Then, a few signs seems to indicate that he might not be completely lucid:
1- Dreams and hallucinations
2- Irrational fears/thoughts
3- Illogical decisions
All those elements sprinkled here and there through the story, manage to keep the audience guessing weather or not the protagonist is reliable.
1- Reality vs Fantasy
Teddy’s dreams, flashbacks and hallucinations are all shown to us without a particular change in the color scheme or some kind of “warning”.
I’ve written another post (How to reveal a plot twist through a flashback) a while ago about how movies use filters and sound effects to signal to the audience that what they’re seeing is a flashback or a flashforward.
Shutter Island doesn’t do that. Or maybe I should say that it does it… but just sometimes.
Up until the point when Teddy’s real identity is revealed, the whole movie “feels” like a flashback.
The lighting of a scene can change drastically without a reason, objects appear and disappear between cuts, ominous music plays when absolutely nothing is happening and seemingly random characters appear out of the blue.
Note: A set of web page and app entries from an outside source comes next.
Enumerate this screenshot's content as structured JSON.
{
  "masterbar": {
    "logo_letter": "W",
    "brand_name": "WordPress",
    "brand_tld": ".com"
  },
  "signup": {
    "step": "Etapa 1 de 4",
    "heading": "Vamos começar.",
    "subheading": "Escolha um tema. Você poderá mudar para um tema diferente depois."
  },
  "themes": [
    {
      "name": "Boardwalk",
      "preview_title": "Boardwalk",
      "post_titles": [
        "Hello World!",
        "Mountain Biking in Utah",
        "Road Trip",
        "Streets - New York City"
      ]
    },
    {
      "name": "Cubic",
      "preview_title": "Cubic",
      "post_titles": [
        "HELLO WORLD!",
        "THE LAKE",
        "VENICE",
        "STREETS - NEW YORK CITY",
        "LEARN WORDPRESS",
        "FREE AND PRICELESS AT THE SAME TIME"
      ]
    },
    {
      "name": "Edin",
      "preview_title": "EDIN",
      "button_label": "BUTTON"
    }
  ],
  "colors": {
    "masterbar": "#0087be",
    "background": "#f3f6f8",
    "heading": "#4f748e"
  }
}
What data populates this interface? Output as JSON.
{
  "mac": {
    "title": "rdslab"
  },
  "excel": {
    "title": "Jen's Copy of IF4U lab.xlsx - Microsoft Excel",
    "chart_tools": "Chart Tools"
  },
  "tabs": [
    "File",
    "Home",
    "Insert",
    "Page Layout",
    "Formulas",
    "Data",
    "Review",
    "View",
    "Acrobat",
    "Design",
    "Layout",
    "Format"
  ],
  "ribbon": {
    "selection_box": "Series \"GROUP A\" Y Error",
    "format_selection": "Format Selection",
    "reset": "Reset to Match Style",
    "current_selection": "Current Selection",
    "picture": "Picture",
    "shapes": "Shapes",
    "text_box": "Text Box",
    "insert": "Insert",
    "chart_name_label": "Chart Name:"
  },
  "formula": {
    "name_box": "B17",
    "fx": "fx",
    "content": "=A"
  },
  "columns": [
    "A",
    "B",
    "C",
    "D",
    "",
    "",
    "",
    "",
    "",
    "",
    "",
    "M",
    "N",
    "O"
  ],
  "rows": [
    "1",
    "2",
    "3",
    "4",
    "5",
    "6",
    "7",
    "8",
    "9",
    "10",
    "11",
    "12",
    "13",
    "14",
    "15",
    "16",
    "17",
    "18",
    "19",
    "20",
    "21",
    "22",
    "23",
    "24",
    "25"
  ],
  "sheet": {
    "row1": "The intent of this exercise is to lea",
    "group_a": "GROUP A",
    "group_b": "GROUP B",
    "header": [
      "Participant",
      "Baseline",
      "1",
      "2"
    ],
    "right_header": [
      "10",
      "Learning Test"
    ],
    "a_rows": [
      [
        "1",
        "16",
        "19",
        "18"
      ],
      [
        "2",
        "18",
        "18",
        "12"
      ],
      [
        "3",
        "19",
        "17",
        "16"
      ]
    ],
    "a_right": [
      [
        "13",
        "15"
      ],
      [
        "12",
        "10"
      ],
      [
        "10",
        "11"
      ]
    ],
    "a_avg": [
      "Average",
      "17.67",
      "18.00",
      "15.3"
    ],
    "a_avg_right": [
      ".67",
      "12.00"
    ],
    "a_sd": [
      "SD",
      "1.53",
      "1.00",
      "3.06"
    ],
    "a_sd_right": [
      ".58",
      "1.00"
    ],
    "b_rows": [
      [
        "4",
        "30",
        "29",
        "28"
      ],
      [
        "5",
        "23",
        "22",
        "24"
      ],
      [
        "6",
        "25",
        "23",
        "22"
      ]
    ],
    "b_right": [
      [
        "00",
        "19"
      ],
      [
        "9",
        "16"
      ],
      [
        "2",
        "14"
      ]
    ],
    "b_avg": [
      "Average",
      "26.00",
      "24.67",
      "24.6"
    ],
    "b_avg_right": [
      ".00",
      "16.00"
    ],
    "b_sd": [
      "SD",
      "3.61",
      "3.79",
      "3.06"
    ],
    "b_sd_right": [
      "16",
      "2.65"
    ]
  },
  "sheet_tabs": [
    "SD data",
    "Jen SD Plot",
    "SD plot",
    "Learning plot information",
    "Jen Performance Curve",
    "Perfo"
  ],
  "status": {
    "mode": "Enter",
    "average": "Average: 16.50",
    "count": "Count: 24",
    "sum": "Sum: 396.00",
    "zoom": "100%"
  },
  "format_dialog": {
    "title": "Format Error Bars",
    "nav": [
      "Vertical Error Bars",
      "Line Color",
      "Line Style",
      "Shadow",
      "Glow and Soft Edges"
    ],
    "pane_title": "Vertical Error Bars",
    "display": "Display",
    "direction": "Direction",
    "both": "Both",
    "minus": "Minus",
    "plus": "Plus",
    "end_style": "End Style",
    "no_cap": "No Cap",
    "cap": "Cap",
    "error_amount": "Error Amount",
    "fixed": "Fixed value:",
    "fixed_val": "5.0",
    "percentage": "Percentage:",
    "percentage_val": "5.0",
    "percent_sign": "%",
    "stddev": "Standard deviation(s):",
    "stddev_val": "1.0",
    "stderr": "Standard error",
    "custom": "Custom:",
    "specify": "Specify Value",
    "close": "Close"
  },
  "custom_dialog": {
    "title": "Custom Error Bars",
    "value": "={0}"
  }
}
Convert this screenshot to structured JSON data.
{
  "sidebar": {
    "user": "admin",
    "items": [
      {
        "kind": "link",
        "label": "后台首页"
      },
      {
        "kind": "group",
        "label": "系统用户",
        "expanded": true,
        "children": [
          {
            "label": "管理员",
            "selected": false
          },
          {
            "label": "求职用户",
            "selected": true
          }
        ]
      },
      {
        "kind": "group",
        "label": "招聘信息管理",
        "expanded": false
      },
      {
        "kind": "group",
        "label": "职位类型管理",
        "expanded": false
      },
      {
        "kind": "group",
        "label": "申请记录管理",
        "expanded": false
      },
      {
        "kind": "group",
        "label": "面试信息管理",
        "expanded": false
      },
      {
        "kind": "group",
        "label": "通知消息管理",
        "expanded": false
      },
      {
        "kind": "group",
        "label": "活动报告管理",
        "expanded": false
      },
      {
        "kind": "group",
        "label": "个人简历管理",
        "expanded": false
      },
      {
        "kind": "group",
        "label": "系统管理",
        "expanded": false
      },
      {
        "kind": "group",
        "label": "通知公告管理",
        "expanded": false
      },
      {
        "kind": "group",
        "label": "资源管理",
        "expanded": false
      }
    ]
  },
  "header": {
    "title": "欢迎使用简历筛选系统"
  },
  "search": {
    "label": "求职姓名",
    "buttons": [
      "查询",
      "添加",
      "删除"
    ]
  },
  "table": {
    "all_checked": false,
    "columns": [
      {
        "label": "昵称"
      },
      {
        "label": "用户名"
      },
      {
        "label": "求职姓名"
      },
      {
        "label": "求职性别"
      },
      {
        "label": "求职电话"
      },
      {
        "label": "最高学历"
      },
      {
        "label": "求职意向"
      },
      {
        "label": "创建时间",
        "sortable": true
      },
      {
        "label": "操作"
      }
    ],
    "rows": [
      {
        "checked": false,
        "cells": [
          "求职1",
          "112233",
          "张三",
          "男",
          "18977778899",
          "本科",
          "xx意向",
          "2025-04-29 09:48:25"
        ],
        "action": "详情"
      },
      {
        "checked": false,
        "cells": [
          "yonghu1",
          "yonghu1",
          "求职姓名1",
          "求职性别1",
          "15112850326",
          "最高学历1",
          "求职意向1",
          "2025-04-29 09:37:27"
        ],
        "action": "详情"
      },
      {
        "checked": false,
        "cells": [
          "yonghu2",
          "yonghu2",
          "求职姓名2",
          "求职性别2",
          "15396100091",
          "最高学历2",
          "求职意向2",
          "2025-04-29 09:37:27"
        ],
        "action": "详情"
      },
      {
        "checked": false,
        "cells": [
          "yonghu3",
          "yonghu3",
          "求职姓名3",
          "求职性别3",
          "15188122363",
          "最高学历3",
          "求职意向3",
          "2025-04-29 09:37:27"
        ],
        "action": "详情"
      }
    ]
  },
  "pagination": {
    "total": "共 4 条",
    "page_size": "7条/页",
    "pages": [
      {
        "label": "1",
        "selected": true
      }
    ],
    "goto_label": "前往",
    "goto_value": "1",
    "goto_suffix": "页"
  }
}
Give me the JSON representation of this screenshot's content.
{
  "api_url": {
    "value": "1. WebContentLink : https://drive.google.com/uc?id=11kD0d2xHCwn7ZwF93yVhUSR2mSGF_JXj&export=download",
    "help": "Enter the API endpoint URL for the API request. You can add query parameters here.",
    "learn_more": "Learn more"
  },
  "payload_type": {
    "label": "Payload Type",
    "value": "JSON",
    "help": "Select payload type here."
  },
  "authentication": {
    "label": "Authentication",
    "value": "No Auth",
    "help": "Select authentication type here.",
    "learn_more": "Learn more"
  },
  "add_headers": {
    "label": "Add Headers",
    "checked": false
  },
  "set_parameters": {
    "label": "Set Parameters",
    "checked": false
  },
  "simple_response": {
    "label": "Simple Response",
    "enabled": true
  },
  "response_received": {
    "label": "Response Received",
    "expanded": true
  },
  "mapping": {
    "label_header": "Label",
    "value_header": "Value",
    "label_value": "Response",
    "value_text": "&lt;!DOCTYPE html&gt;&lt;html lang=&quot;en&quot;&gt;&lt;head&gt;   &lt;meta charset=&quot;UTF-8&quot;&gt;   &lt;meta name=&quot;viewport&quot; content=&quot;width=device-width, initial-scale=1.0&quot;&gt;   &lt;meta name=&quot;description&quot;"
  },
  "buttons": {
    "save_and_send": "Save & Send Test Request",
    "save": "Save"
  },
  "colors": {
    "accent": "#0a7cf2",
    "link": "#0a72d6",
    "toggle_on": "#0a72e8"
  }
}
This makes it harder to tell the difference between flashback/hallucination and reality. And since the audience sees things from the protagonist’s perspective, they truly feel as confused and helpless as Teddy.
2- The narrator’s behaviour
An unreliable narrator is not always the “victim” of a misunderstanding. Sometimes the narrator himself is lying in order to mislead the audience or convince himself of something.
Teddy’s very first scene sees him seasick throwing up in the bathroom of a ship and trembling at the sight of ocean water.
Much later, he says that he wants to reach the lighthouse and discover its secrets, even at the cost of his life. But quickly gives up when he realizes that he would have to swim in order to get there.
In all his dreams, water appears in one form or another (snow, rain, a lake) and is associated with gruesome images (like Rachel covered in blood, his wife turning into ashes and the frozen bodies of the concentration camp).
He never talks or even acknowledges this intense fear himself. It gets explained only when Dr. Cawley reveals his backstory: Andrew can’t stand the sight of water because he is still haunted by the memory of his own kids been drowned in a lake.
3- Andrew Laeddis
Teddy tells his partner the story of how a maintenance man named Andrew Laeddis killed his wife by setting the building where they live on fire. He claims that he accepted the case on Shutter Island for the sole purpose of finding this man.
He wants to find him, but not to kill him. His partner claims that if something similar had happened to him, he would want to take revenge on the man who ruined his life. But Teddy rebutts saying that he “has had enough of killing”.
So, if he didn’t came to the island to kill Laddis, what is he planning to do once he meets him? Hug him?
Teddy’s goals and priorities seem to change every 5 minutes for no good reason. First he wants to find Laeddis. Then he wants to leave the island. Then he wants to discover the truth. Then he wants to find Laeddis again.
Similarly, the “villain” of the story transforms according to Teddy’s changes of heart. Laedis is a monster that got away with multiple murders. The lead psychiatrist is a mastermind that uses patients for experiments. The whole facility is secretly run by communists who want to create “ghost soldiers”.
If the protagonist keeps going back and forth, changing his mind, taking actions that contradict his goals, using explanations that go against any logic, he might be an unreliable narrator. Or crazy. Or both.
Shutter Island does a great job by using the unreliable narrator as a tool.
Watching this movie, the audience is forced to engage because it’s bombarded with continuity errors and discrepancies. As soon as an audience member asks the question “Wait, is that lady drinking from an invisible glass?”, he’s hooked.
An unreliable narrator is a difficult but effective technique, it forces the audience to doubt the person that is telling the story, and by doing so, it makes them piece together the story on their own.